So is the Carbon Operator going to be an ultra-expensive dream rig that most of our dirtbag brethren will only ever to dream about? It goes without saying that the bike certainly won't be inexpensive, that much should be obvious, but Kona is also planning to offer a complete bike at what can only be described as an astoundingly low price for a carbon fiber downhill rig, less than $4,100 USD. For the record, Santa Cruz's V10 Carbon carries an MSRP of $3,499 USD for the frame alone with a FOX DHX shock. Yes, the V10 does sport a carbon swingarm and a very proven track record, but the fact that Kona can offer a complete Operator Carbon for just about $600 USD more than a V10 Carbon frame is impressive. ''For us at Kona, one of the things that we've really found a lot of success with is enabling the privateer,'' Mandell says of the bike's competitive pricing. ''The 2011 Operator, the base level bike, has been enjoyed around the world by a large number of privateers, and our goal with this bike is to continue that tradition. We want someone to be able to buy the base level version of this bike and race it for a full season without needing to replace all of the parts on the bike. That means appropriately wide handlebars, wheels that are going to hold up to a year's worth of downhill abuse, and a drivetrain that is going to do the same.'' At the other end of the spectrum there will be a sub $7,000 USD version that will come stock with a high-end kit and leave next to no room for upgrades.

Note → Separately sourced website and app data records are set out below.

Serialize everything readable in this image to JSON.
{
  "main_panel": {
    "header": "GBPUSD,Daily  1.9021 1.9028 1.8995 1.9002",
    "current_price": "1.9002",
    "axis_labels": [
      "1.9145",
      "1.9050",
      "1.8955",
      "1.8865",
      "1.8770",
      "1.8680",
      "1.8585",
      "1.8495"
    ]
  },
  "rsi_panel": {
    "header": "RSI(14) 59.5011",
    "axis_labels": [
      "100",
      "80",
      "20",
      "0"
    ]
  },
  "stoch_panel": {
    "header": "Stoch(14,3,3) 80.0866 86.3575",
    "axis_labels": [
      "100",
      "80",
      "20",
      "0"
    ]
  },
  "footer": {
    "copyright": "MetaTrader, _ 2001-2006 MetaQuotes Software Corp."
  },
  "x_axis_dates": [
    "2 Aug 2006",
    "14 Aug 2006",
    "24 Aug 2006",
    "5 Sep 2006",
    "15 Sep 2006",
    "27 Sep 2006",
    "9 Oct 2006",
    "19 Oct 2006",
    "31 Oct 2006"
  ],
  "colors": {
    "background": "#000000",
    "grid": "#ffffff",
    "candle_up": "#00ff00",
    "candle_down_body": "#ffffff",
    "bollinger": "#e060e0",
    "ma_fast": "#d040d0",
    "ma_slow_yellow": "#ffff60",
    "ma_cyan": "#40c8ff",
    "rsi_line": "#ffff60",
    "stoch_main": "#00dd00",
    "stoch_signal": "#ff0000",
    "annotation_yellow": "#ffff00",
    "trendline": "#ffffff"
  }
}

We see less value in a bike that no one can afford, that you can only look at on the internet. For us, a lot of the bikes that we're most proud of are the bikes that don't have the crazy, sexy spec, but enable a lot more riders to ride. - Chris Mandell, Gravity Product Manager
Kona's Ferndale, Washington, headquarters is not your typical office building. There is a lot of history on these walls, and we counted at least four dogs who seemed to have the run of the place.
Kona's Graham Agassiz, Carbon Operator, 360. Filming with the Sherpas on Vancouver Island.